“While the state approves cannabis throughout the entire state, every single local jurisdiction has ultimate discretion to whether or not they allow for commercial cannabis activity in their particular municipality,” Moore said. “When you’re doing an event it’s not just the notion that you have to get state approval, but wherever your event is, you have to have local approval.”

By Moore’s estimation, 70 to 80 percent of Californian municipalities are “dry” when it comes to cannabis. And, as Welkom noted, even events like Outside Lands that operate in cannabis-friendly municipalities like San Francisco often have to reconcile local and state regulations, which can create a “chicken and the egg situation.”
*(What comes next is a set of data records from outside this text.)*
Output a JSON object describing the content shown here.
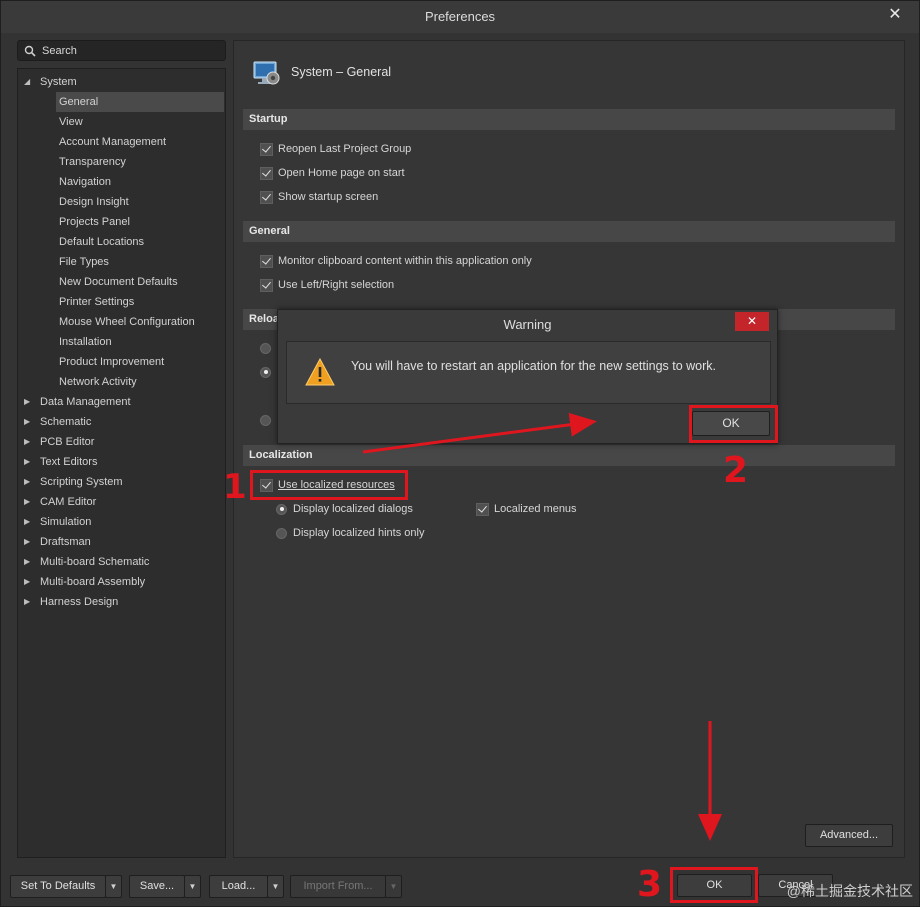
{
  "window": {
    "title": "Preferences",
    "close_glyph": "✕"
  },
  "search": {
    "placeholder": "Search"
  },
  "tree": {
    "system_label": "System",
    "system_children": [
      "General",
      "View",
      "Account Management",
      "Transparency",
      "Navigation",
      "Design Insight",
      "Projects Panel",
      "Default Locations",
      "File Types",
      "New Document Defaults",
      "Printer Settings",
      "Mouse Wheel Configuration",
      "Installation",
      "Product Improvement",
      "Network Activity"
    ],
    "selected": "General",
    "roots": [
      "Data Management",
      "Schematic",
      "PCB Editor",
      "Text Editors",
      "Scripting System",
      "CAM Editor",
      "Simulation",
      "Draftsman",
      "Multi-board Schematic",
      "Multi-board Assembly",
      "Harness Design"
    ]
  },
  "page": {
    "title": "System – General",
    "sections": {
      "startup": "Startup",
      "general": "General",
      "reload": "Reloa",
      "localization": "Localization"
    },
    "startup_options": [
      "Reopen Last Project Group",
      "Open Home page on start",
      "Show startup screen"
    ],
    "general_options": [
      "Monitor clipboard content within this application only",
      "Use Left/Right selection"
    ],
    "localization": {
      "use_localized": "Use localized resources",
      "display_dialogs": "Display localized dialogs",
      "hints_only": "Display localized hints only",
      "localized_menus": "Localized menus"
    },
    "advanced_button": "Advanced..."
  },
  "buttons": {
    "set_defaults": "Set To Defaults",
    "save": "Save...",
    "load": "Load...",
    "import": "Import From...",
    "ok": "OK",
    "cancel": "Cancel"
  },
  "warning": {
    "title": "Warning",
    "message": "You will have to restart an application for the new settings to work.",
    "ok": "OK",
    "close_glyph": "✕"
  },
  "annotations": {
    "step1": "1",
    "step2": "2",
    "step3": "3",
    "color": "#e0161f"
  },
  "watermark": "@稀土掘金技术社区"
}
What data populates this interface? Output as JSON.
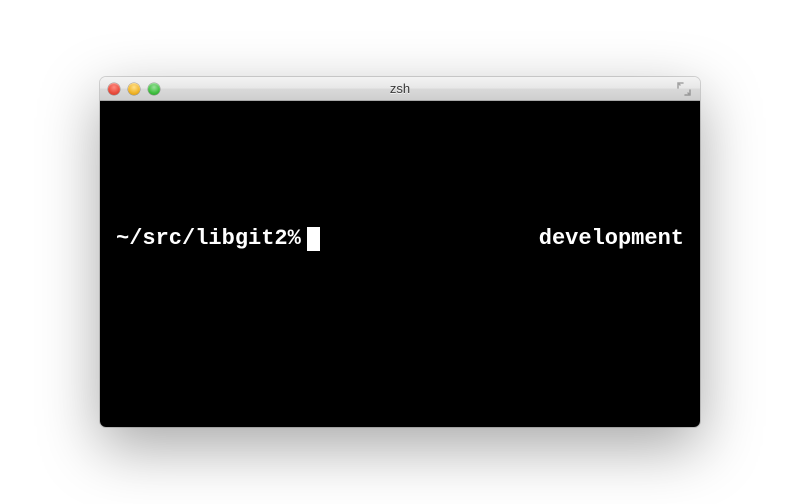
{
  "window": {
    "title": "zsh"
  },
  "terminal": {
    "prompt": "~/src/libgit2%",
    "rprompt": "development"
  }
}
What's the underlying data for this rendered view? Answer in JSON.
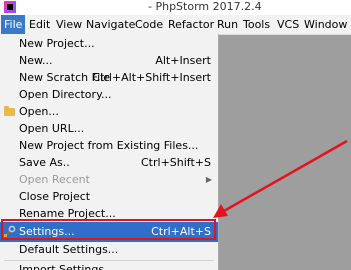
{
  "window": {
    "title": "- PhpStorm 2017.2.4"
  },
  "menubar": {
    "items": [
      "File",
      "Edit",
      "View",
      "Navigate",
      "Code",
      "Refactor",
      "Run",
      "Tools",
      "VCS",
      "Window"
    ]
  },
  "file_menu": {
    "items": [
      {
        "label": "New Project...",
        "shortcut": ""
      },
      {
        "label": "New...",
        "shortcut": "Alt+Insert"
      },
      {
        "label": "New Scratch File",
        "shortcut": "Ctrl+Alt+Shift+Insert"
      },
      {
        "label": "Open Directory...",
        "shortcut": ""
      },
      {
        "label": "Open...",
        "shortcut": "",
        "icon": "folder-icon"
      },
      {
        "label": "Open URL...",
        "shortcut": ""
      },
      {
        "label": "New Project from Existing Files...",
        "shortcut": ""
      },
      {
        "label": "Save As..",
        "shortcut": "Ctrl+Shift+S"
      },
      {
        "label": "Open Recent",
        "shortcut": "",
        "disabled": true,
        "submenu": true
      },
      {
        "label": "Close Project",
        "shortcut": ""
      },
      {
        "label": "Rename Project...",
        "shortcut": ""
      },
      {
        "label": "Settings...",
        "shortcut": "Ctrl+Alt+S",
        "selected": true,
        "icon": "wrench-icon"
      },
      {
        "label": "Default Settings...",
        "shortcut": ""
      },
      {
        "label": "Import Settings...",
        "shortcut": ""
      }
    ]
  },
  "annotation": {
    "color": "#e0141e"
  },
  "colors": {
    "menu_bg": "#f2f2f2",
    "selection": "#2f6fc9",
    "backdrop": "#9e9e9e"
  }
}
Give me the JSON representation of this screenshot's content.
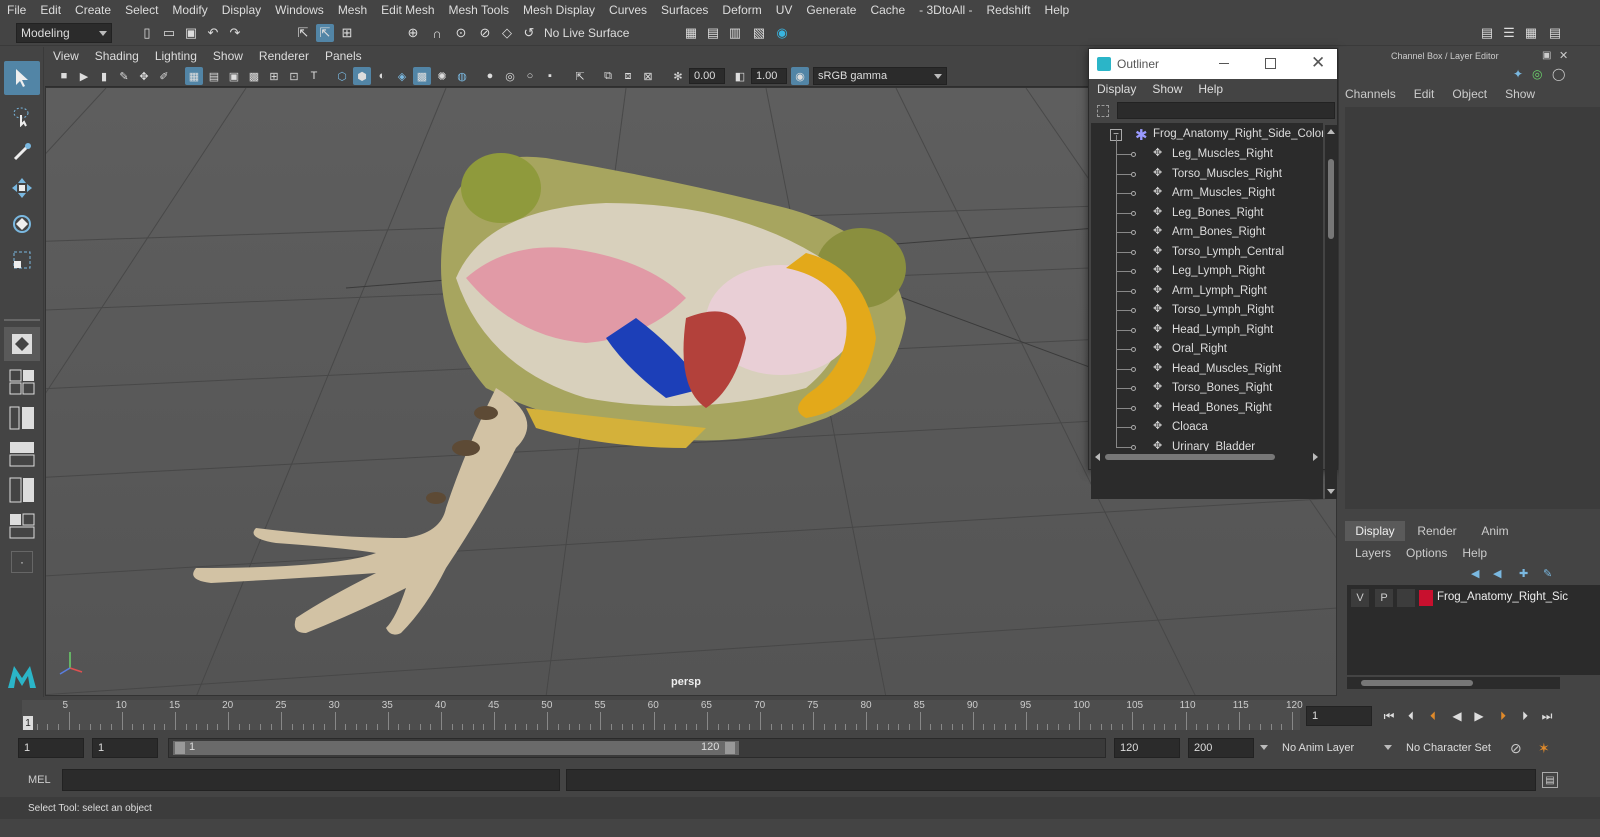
{
  "menubar": [
    "File",
    "Edit",
    "Create",
    "Select",
    "Modify",
    "Display",
    "Windows",
    "Mesh",
    "Edit Mesh",
    "Mesh Tools",
    "Mesh Display",
    "Curves",
    "Surfaces",
    "Deform",
    "UV",
    "Generate",
    "Cache",
    "- 3DtoAll -",
    "Redshift",
    "Help"
  ],
  "statusline": {
    "mode": "Modeling",
    "live_surface": "No Live Surface"
  },
  "viewport": {
    "menus": [
      "View",
      "Shading",
      "Lighting",
      "Show",
      "Renderer",
      "Panels"
    ],
    "exposure": "0.00",
    "gamma": "1.00",
    "color_space": "sRGB gamma",
    "camera_label": "persp"
  },
  "outliner": {
    "title": "Outliner",
    "menus": [
      "Display",
      "Show",
      "Help"
    ],
    "root": "Frog_Anatomy_Right_Side_Colore",
    "items": [
      "Leg_Muscles_Right",
      "Torso_Muscles_Right",
      "Arm_Muscles_Right",
      "Leg_Bones_Right",
      "Arm_Bones_Right",
      "Torso_Lymph_Central",
      "Leg_Lymph_Right",
      "Arm_Lymph_Right",
      "Torso_Lymph_Right",
      "Head_Lymph_Right",
      "Oral_Right",
      "Head_Muscles_Right",
      "Torso_Bones_Right",
      "Head_Bones_Right",
      "Cloaca",
      "Urinary_Bladder"
    ]
  },
  "channelbox": {
    "title": "Channel Box / Layer Editor",
    "menus": [
      "Channels",
      "Edit",
      "Object",
      "Show"
    ],
    "tabs": [
      "Display",
      "Render",
      "Anim"
    ],
    "layer_menus": [
      "Layers",
      "Options",
      "Help"
    ],
    "layer": {
      "v": "V",
      "p": "P",
      "name": "Frog_Anatomy_Right_Sic",
      "color": "#c8102e"
    }
  },
  "timeline": {
    "ticks": [
      "5",
      "10",
      "15",
      "20",
      "25",
      "30",
      "35",
      "40",
      "45",
      "50",
      "55",
      "60",
      "65",
      "70",
      "75",
      "80",
      "85",
      "90",
      "95",
      "100",
      "105",
      "110",
      "115",
      "120"
    ],
    "start_label": "1",
    "current_frame": "1"
  },
  "range": {
    "start": "1",
    "anim_start": "1",
    "slider_start": "1",
    "slider_end": "120",
    "end": "120",
    "anim_end": "200",
    "anim_layer": "No Anim Layer",
    "char_set": "No Character Set"
  },
  "cmdline": {
    "label": "MEL"
  },
  "helpline": {
    "text": "Select Tool: select an object"
  }
}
States, meanwhile, remain themselves a patchwork of cannabis policies, that range from full prohibition to medical-only legalization to full legalization.

Phillips, who founded Washington, D.C.’s National Cannabis Festival, offered the nation’s capital as another case study, contrasting the weed-legal city – which falls under federal control – with states where cannabis has been legalized.

“We have what has flourished that has been called the “gray market” in D.C.,” she said. “It’s this interesting gifting system that a lot of the more cottage businesses have developed, where instead of purchasing cannabis, you’re purchasing a t-shirt, and then the cannabis comes as a free gift. This is this environment that has developed in D.C. while we are still under congressional rule and can’t fully institute adult-use rules.”

When it comes to cannabis integration into live events, progress hasn’t necessarily mirrored the order in which jurisdictions legalized the substance recreationally, and Moore identified California and D.C. – which lifted prohibition after Colorado, Washington and Oregon – as leading the charge.

“It’s interesting because Colorado, Washington, Oregon, while they were first in embracing commercial cannabis, they didn’t really have the rich history that Californians had,” he said. “In California, cannabis was legal [for medical use] since 1996, whereas Colorado, Washington, Oregon, they kind of moved their medical programs and their adult-use programs at the same time, and typically kind of have a more conservative underpinning on their regulations.”

When Ajax, who worked at the Department of Alcoholic Beverage Control for 22 years prior to her turn at the Bureau of Cannabis Control, said she does “miss the simplicity of an alcoholic beverage” at times, Lewi reminded her of some advice she once gave him: “Alcohol has had a few years on cannabis.”

In other words, it’ll get there.